Currently, Pennsylvania has one of the toughest policies dictating when defendants can file post-conviction appeals – those based on non-DNA evidence must be filed within 60 days of the evidence’s discovery.
Now, though, there’s hope that this deadline will be extended or even eliminated altogether. Late last week, State Senator Stewart J. Greenleaf, Chairman of the Pennsylvania Senate Judiciary Committee, announced that he plans to introduce legislation that will eliminate the 60-day rule. “I don’t want to run the risk that someone who’s innocent remains in jail,” Greenleaf said.
The 60-day rule has been widely criticized because, due to the complexity of criminal appeals, this limit often doesn’t allow attorneys enough time to put together a case. In addition, the rule has been interpreted by the courts to mean that a separate petition has to be filed for each new piece of evidence, which overloads judicial calendars and may deter attorneys from taking wrongful conviction cases.
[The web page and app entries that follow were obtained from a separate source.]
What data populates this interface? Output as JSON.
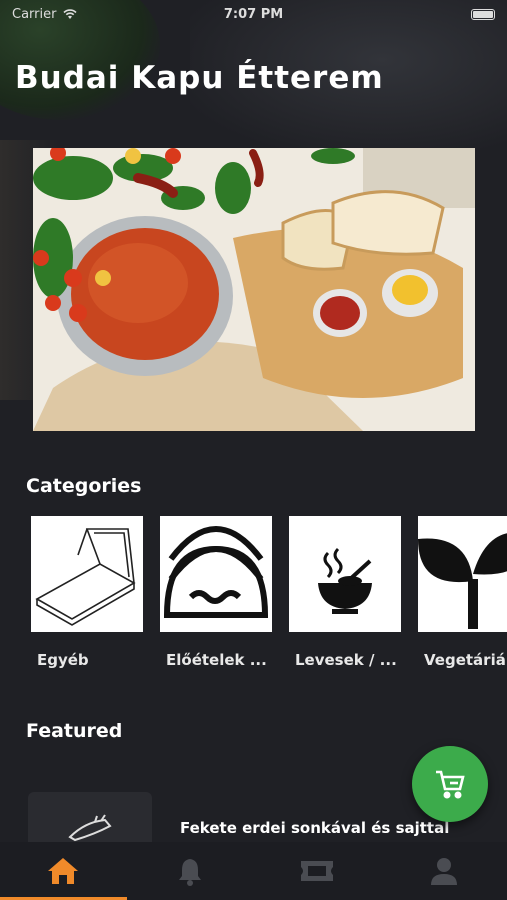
{
  "status_bar": {
    "carrier": "Carrier",
    "time": "7:07 PM"
  },
  "restaurant": {
    "title": "Budai Kapu Étterem"
  },
  "categories": {
    "heading": "Categories",
    "items": [
      {
        "label": "Egyéb",
        "icon": "pizza-box-icon"
      },
      {
        "label": "Előételek ...",
        "icon": "tacos-icon"
      },
      {
        "label": "Levesek / ...",
        "icon": "soup-bowl-icon"
      },
      {
        "label": "Vegetáriá",
        "icon": "sprout-icon"
      }
    ]
  },
  "featured": {
    "heading": "Featured",
    "items": [
      {
        "name": "Fekete erdei sonkával és sajttal"
      }
    ]
  },
  "tabbar": {
    "tabs": [
      {
        "name": "home",
        "icon": "home-icon",
        "active": true
      },
      {
        "name": "notifications",
        "icon": "bell-icon",
        "active": false
      },
      {
        "name": "tickets",
        "icon": "ticket-icon",
        "active": false
      },
      {
        "name": "profile",
        "icon": "user-icon",
        "active": false
      }
    ]
  },
  "colors": {
    "background": "#1f2025",
    "accent": "#f08a2a",
    "cart_button": "#3cab4b"
  }
}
As we wrote about last month, innocent people like Terrance Lewis are in prison simply because the proper paperwork wasn’t filed in time. The 60-day rule is a particularly harsh procedural barrier that has kept many inmates from presenting new evidence that could prove their innocence.
Greenleaf has also found an ally in Edward M. Marsico, Jr, Dauphin County DA and President of the State District Attorneys’ Association, who said he was “interested in working” with Greenleaf to help draft the legislation.